Advertisements
Leave a comment

3 Comments

  1. You had to time it on a bad date, Cuchlann. Really, you just have to resurrect me from the dead with this.

    Okay, let’s talk about this in a non-spoiler standpoint, since you haven’t gotten far on the other types of media for OPM. First off, while the so-called “inner workings” of the Hero Association deem it necessary to rank and file heroes for the organization to work in an economical standpoint, you have to note that the organization works under the pretense of “donations” from people who benefit from what the association does, which is saving people.

    If we look at it from a moral standpoint, the association works similarly to a government that oppresses its people through fear, because the people’s need for these heroes force them to provide monetary aid lest they wind up at the mercy of monsters that the association is tasked to take care of. The association exists as a necessary evil by providing the primary incentive for heroes to do their job: a salary.

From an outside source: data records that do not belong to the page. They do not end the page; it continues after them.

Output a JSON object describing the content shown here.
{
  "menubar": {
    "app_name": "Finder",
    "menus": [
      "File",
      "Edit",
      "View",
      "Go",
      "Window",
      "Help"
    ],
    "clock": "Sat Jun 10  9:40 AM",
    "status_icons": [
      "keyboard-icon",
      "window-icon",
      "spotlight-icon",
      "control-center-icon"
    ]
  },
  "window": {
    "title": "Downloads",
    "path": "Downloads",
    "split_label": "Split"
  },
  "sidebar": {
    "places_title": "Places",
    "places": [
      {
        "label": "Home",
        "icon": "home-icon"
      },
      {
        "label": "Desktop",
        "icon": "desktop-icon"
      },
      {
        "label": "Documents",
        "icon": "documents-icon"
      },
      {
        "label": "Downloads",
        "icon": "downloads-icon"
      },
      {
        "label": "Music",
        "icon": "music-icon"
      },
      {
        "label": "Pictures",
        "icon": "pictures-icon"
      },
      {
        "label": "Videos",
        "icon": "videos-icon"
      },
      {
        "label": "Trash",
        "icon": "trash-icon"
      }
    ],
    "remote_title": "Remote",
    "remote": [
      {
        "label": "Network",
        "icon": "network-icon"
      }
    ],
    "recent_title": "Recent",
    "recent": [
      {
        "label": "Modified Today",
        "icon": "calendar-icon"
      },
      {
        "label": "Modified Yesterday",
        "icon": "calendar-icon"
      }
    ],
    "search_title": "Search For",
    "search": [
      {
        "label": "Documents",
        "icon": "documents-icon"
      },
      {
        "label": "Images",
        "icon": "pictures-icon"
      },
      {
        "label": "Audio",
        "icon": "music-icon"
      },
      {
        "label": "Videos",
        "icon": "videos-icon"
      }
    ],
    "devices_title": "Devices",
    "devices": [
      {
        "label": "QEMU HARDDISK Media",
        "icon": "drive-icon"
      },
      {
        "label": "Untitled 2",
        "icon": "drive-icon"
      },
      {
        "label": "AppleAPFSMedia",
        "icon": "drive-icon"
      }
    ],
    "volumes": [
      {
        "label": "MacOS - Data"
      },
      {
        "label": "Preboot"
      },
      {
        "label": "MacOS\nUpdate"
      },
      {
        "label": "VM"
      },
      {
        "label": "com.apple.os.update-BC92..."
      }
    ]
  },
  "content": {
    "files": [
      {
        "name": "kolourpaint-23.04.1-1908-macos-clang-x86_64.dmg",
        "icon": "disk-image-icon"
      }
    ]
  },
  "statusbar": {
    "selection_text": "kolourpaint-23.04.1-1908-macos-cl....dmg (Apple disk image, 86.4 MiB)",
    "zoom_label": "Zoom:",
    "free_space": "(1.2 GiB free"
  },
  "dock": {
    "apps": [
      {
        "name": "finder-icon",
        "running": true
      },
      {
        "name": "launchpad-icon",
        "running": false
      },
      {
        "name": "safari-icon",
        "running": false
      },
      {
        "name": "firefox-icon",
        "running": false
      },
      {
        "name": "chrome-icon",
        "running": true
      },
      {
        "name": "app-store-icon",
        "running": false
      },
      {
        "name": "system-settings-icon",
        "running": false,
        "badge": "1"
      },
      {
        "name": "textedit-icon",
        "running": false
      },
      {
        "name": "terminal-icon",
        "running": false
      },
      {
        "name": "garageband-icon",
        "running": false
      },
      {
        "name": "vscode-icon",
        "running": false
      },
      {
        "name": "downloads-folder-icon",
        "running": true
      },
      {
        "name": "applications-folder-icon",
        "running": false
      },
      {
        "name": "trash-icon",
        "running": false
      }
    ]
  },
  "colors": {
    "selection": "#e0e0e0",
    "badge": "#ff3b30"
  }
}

    There’s more to the story when we look at each character’s moral compass. Saitama is probably the most notable example of a person who, despite the lack of fame and fortune and his self-assured needs for them, can relegate all these priorities in the sidelines when faced with a moral question. He simply lets his actions speak for themselves, and when questioned about the morality of how he achieved the feat or his credibility in achieving them, he slams everyone with his simple notion of quelling an inner thirst for unbridled heroism without the ethical bindings of rank, file, and money. Contrast Tatsumaki, who flaunts her status without questioning what other people think.

    Reply
    • cuchlann

       /  7 April 2016

      I… I timed it perfectly. It was my April Fools’ joke… I’m so sorry… ;_;

      Reply
    • cuchlann

       /  7 April 2016

      Also didn’t you have a birthday recently? Happy late birthday!

      Reply

Leave a Reply

Fill in your details below or click an icon to log in:

WordPress.com Logo

You are commenting using your WordPress.com account. Log Out / Change )

Twitter picture

You are commenting using your Twitter account. Log Out / Change )

Facebook photo

You are commenting using your Facebook account. Log Out / Change )

Google+ photo

You are commenting using your Google+ account. Log Out / Change )

Connecting to %s

%d bloggers like this: